Europe’s highest court on May 13 decided that its citizens could ask search engines to delete search results about themselves. Now Europe’s largest search engine, Google — which has been entirely displeased with the ruling — has set up a way for people to make such requests.
Google’s “right to be forgotten” form is here.
Removing a link in Google’s search results, it should be noted, does not actually remove the page from the Internet. The search giant is worried that the ability to do so could be abused, for instance, by people who did not like the way they were portrayed in news stories.
Google asks people to explain why a URL contains information that is “irrelevant, outdated, or otherwise inappropriate.” It also asks for “a clear, readable copy of your valid driver’s license, national ID card, or other photo ID” to verify that impersonators aren’t using the form.
If a request seems valid, Google will remove the link from search results pages and post a notice that indicates the request was made, just as it does for copyright takedown requests.

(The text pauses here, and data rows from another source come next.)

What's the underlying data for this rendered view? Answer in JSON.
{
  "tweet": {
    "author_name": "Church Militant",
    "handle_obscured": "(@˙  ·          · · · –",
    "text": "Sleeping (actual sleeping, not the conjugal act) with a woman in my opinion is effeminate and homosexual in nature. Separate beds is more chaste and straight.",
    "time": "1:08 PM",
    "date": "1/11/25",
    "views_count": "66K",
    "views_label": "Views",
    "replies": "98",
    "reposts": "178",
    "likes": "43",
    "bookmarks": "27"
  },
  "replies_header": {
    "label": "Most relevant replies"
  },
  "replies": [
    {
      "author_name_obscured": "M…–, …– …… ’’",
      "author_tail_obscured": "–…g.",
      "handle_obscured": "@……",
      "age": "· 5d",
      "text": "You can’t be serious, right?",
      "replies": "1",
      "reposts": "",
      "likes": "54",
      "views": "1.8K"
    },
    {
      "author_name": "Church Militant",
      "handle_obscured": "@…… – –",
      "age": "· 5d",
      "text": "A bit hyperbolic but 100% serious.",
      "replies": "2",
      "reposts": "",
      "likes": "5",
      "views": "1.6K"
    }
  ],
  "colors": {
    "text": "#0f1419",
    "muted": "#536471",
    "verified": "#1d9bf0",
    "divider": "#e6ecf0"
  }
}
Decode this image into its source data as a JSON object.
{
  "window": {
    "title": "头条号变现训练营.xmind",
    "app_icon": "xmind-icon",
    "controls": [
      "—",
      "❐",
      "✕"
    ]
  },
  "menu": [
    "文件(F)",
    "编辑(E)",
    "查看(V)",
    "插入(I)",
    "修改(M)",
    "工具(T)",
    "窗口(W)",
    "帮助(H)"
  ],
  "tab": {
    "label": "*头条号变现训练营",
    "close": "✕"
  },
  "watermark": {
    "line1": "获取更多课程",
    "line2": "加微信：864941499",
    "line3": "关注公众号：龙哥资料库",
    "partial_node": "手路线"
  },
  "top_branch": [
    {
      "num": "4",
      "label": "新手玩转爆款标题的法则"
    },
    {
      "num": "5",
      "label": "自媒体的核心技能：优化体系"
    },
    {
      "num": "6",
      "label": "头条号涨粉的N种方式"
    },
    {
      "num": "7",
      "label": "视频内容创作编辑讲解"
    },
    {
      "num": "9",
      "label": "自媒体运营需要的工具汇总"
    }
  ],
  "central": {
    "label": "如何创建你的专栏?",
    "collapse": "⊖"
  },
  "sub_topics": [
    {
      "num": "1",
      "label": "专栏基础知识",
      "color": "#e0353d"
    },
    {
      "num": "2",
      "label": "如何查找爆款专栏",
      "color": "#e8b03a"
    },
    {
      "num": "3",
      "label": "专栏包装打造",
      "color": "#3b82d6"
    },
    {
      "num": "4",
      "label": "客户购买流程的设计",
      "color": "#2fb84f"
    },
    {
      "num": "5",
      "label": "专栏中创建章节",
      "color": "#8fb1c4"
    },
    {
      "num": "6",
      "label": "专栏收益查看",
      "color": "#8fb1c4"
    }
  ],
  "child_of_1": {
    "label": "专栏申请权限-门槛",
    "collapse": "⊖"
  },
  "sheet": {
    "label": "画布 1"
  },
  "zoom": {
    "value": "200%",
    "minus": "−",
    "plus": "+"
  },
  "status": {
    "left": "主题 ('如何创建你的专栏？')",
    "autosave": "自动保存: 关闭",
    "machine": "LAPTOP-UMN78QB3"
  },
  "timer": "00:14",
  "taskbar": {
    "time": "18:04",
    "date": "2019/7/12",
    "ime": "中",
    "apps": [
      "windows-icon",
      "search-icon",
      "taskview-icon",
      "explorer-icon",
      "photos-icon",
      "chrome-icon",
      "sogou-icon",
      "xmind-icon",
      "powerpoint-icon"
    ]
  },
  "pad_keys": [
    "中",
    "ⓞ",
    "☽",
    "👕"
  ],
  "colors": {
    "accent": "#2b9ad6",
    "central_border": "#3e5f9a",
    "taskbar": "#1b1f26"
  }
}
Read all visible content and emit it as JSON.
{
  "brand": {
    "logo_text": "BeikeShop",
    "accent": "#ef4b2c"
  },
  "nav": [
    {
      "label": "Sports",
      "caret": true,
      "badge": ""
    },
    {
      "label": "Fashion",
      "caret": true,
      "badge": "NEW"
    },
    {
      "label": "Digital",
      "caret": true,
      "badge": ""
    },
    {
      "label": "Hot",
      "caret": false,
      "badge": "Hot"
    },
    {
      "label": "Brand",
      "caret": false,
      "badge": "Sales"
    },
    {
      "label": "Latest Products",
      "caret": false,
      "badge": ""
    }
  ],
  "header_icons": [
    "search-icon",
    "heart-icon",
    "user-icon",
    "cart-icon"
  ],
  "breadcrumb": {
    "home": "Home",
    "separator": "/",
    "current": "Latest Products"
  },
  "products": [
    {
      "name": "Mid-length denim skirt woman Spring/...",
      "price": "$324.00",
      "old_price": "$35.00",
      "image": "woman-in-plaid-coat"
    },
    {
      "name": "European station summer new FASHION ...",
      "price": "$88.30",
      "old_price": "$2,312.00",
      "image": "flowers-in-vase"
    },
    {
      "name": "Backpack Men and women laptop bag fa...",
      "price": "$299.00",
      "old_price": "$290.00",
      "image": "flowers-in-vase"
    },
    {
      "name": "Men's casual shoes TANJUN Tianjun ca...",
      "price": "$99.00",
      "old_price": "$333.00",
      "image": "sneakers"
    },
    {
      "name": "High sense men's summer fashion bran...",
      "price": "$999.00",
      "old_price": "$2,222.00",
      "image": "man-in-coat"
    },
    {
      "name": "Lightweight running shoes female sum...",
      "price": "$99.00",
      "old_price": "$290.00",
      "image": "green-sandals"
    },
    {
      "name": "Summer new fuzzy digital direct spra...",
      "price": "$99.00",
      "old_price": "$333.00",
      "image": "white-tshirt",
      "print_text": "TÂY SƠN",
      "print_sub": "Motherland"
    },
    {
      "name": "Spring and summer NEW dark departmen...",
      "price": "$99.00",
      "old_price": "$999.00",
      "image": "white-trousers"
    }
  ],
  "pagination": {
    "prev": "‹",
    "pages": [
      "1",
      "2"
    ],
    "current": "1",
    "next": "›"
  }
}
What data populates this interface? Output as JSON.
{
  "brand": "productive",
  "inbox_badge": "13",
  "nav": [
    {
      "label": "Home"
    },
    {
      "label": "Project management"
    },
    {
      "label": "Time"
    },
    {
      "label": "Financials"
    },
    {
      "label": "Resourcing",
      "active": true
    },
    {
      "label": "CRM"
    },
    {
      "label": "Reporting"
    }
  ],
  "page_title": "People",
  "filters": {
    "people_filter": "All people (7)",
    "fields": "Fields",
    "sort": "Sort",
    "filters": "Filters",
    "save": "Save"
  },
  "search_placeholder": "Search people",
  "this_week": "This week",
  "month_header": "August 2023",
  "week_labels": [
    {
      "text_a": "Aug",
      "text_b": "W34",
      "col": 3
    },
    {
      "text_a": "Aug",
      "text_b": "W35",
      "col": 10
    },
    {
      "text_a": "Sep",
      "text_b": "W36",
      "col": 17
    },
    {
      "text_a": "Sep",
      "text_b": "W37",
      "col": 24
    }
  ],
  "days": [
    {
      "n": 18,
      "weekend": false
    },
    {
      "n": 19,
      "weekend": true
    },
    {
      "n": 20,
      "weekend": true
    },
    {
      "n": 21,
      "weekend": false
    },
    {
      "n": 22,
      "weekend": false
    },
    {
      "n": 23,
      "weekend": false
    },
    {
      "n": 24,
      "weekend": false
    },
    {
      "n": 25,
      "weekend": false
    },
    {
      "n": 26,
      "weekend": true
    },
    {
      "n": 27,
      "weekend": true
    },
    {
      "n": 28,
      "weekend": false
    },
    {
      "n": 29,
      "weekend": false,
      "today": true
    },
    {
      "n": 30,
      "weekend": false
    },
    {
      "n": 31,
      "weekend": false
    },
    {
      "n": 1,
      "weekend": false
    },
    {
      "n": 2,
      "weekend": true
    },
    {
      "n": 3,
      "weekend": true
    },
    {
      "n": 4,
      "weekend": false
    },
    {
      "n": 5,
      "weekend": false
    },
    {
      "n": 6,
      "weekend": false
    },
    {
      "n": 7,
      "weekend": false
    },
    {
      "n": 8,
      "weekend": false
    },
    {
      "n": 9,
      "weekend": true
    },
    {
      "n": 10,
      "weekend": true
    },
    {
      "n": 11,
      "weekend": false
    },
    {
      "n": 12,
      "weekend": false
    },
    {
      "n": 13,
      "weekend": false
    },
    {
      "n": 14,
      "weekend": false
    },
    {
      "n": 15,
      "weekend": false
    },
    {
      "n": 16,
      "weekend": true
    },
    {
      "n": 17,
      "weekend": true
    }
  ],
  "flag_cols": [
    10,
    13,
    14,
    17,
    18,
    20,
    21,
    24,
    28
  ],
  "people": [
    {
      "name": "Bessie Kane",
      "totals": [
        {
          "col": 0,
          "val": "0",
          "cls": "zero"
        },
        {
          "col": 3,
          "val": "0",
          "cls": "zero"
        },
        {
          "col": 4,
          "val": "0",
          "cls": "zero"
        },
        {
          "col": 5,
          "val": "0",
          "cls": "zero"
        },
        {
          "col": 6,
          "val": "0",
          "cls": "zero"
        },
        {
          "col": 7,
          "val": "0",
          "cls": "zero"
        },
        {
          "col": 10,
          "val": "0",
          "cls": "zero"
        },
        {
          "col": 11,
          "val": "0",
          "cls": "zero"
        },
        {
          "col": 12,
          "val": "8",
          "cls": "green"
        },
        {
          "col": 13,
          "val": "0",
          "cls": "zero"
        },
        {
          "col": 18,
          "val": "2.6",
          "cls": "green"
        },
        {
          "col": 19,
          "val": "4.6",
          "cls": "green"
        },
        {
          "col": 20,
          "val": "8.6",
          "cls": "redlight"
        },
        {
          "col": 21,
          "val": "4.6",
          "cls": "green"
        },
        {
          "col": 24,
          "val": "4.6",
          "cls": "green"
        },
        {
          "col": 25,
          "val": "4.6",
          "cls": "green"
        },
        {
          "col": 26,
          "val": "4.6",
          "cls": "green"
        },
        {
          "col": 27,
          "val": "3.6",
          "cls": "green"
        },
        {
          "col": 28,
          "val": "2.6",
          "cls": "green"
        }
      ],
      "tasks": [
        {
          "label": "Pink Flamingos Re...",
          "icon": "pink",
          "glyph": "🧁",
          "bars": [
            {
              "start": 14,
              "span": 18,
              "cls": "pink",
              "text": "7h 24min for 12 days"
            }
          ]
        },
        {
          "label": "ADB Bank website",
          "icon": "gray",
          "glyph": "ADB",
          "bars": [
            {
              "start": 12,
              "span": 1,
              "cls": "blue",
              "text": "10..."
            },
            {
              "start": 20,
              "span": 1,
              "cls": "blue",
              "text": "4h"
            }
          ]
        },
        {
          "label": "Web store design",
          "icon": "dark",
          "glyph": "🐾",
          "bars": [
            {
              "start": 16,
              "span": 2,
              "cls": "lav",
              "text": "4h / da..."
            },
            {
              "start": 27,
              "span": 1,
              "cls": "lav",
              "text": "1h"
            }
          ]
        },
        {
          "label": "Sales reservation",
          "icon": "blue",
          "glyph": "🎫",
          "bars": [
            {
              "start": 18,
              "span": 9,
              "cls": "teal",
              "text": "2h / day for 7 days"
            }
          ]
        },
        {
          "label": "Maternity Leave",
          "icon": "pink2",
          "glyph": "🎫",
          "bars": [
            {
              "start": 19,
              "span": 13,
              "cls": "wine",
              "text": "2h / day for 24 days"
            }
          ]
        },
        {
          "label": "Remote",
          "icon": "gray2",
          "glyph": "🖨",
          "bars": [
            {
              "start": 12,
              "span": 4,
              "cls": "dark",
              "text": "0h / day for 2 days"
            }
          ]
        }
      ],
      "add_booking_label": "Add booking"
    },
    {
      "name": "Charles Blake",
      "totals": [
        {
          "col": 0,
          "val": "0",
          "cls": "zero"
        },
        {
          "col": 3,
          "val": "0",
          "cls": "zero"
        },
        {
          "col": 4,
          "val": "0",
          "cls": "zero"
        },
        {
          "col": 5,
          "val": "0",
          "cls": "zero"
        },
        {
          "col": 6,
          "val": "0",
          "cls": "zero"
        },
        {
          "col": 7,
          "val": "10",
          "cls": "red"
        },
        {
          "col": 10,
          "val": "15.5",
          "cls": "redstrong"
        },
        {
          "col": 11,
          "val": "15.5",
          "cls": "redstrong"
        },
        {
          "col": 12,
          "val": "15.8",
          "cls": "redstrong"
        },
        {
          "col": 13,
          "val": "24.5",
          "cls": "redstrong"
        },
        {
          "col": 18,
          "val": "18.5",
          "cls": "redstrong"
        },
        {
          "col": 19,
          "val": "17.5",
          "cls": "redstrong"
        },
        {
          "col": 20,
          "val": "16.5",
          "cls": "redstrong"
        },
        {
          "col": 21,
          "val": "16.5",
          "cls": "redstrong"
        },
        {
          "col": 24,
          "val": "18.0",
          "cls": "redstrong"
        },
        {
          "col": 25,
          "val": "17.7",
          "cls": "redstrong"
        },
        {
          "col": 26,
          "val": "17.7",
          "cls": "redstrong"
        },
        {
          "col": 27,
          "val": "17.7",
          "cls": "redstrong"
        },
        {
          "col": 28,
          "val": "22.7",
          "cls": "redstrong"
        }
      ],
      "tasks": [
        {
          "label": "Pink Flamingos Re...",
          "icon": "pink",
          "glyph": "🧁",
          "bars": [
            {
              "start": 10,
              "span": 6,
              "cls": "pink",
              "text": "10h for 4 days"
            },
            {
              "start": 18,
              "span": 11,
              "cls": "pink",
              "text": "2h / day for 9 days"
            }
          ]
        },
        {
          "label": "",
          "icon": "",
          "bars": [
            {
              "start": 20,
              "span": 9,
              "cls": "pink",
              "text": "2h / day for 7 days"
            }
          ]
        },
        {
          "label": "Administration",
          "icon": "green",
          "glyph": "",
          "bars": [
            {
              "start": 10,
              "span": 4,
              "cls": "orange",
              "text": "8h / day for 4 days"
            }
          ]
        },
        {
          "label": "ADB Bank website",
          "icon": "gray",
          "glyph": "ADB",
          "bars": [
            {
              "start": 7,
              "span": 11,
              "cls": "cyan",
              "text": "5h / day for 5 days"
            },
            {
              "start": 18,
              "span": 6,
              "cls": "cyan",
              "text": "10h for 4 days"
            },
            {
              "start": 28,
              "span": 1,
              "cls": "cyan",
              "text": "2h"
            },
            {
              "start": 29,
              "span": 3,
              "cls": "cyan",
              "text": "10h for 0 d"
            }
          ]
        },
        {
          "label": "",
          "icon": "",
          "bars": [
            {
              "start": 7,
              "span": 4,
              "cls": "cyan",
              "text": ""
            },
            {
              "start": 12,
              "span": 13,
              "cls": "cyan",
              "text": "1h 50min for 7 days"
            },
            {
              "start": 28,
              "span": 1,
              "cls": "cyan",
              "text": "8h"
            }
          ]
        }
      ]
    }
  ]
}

Google CEO Larry Page told the Financial Times that he regretted having not gotten more involved in the public debate in Europe around the issue. “That’s one of the things we’ve taken from this, that we’re starting the process of really going and talking to people,” he said.
Other Google executives have been less generous in their comments about the right to be forgotten. “I wish we could just forget the ruling,” said Google co-founder Sergey Brin at our Code Conference this week. Previously, Google executive chairman Eric Schmidt had commented, “You have a collision between a ‘right to be forgotten’ and a right to know,” he said. “From Google’s perspective, that’s a balance. Google believes, looking at the decision, which is binding, that the balance that was struck was wrong.”
Google said it was establishing an international committee to evaluate larger questions around requests to “be forgotten,” which will only be accepted when they are submitted by Europeans. Outside members include Frank La Rue, U.N. Special Rapporteur on the Promotion and Protection of the Right to Freedom of Opinion and Expression; Peggy Valcke, Director, University of Leuven law school; Jose Luis Piñar, former Spanish DPA; Jimmy Wales, the co-founder of Wikipedia; and Luciano Floridi, information ethics philosopher at Oxford Internet Institute.
Even without a form, Google has already received thousands of requests to remove results over the past few weeks, said a company spokesperson.
This article originally appeared on Recode.net.